When I originally started this blog it was to chronicle my adventures as I looked for a new horse. I wasn’t sure I wanted to keep leasing Georgie and thought I would purchase a horse instead.
At this moment in time I have no idea why I would ever have thought I didn’t want to keep Georgie.
This past Friday the vet came out to ultrasound her suspensory. Georgie has a tear in her suspensory ligament. The vet checked and rechecked, not understanding how a hole of this size could be in a horse with such minor lameness. She mentioned that Georgie must be a super tough mare.
Yeah. She is. She also has a heart of gold.
I’ve obviously shed a lot of tears over this new-found information. I spoke with her owner and we both agreed. Georgie shouldn’t compete at the upper levels again, even if in 6 months or a year she appears sound. She’s given me everything. Why would I ask her to do it again and possibly reinjure herself?
So, come May, when the snow has hopefully melted, Georgie will be rehabbing in a lovely privately owned stable. I’ll be giving up the lease as is, and creating a new lease on her. One where I am responsible for checking in on her, getting her out for walks and making sure she is doing well. While I can’t continue the financial aspect of keeping Georgie during rehab, I didn’t want to say goodbye completely, and happily agreed to continue being her primary caretaker. My hope is that one day she can show someone wanting to go BN what an incredible thrill it can be to ride a safe and honest horse cross country.
I have so many “I wish we could haves” but I’m not going to dwell on them. Our partnership was clearly not long enough, but man it was super fantastic while we had it. I never fell off of Georgie. She never, ever, refused a fence. What horse in 3+ years never stops at a fence??? She never scared me and she never hurt me. She didn’t mind that I dressed her in purple from head to toe. She let me learn so much, and kept saying yes when I asked for more.
I am so incredibly lucky to have had Georgie in my life as a competition horse. My dream when I started eventing to was to maybe, one day, go Training. Not only did we accomplish that goal but we became a competitive Training pair and were ready to tackle Prelim, despite the fact that I was initially told Georgie would never be a Prelim worthy horse. With Georgie as my partner, I never feared a thing while on her back. That mare took care of me and saved my butt more times than I can count.

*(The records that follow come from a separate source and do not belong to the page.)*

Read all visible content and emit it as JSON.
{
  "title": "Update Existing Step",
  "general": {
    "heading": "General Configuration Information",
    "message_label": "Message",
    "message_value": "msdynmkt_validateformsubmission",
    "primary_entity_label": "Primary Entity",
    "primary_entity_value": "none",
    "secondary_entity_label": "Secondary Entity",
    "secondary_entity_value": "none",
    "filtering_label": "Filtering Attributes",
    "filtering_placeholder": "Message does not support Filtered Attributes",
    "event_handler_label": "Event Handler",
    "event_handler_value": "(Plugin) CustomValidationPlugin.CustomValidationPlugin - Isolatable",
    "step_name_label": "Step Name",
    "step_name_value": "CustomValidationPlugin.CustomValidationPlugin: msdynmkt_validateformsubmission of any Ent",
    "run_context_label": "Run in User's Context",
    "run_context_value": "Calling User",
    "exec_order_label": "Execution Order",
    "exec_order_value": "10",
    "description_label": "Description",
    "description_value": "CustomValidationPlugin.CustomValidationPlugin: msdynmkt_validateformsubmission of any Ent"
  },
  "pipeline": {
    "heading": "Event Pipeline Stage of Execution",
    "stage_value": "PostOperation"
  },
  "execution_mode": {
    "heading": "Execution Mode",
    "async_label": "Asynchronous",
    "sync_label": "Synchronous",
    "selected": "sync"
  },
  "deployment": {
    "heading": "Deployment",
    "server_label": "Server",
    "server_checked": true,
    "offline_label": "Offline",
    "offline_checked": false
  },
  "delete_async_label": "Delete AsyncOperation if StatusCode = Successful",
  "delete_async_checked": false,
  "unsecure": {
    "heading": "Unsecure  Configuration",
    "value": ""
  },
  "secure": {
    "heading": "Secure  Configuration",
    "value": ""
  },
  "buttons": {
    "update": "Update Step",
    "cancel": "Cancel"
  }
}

So, yes, I’m devastated. And yes, the crying and lamenting will continue for a bit longer. But here’s the thing. Georgie will still be a part of my life. And who knows, perhaps if she is sound I’ll get to rehab her and take her to her first BN event post injury. I’m lucky that this is not a final goodbye.
And I’m lucky for incredible friends. People who have been offering me horses to ride and buy since they’ve heard the news. This certainly isn’t the end of Georgie, and it isn’t the end for me either. Sure, moving forward every horse will have to live up to Georgie and I’ll always compare them to the mare that did no wrong. But it’s ok. I am ready to start falling off, and refusing fences, and I am more than ready to continue the 3Day adventures with horses.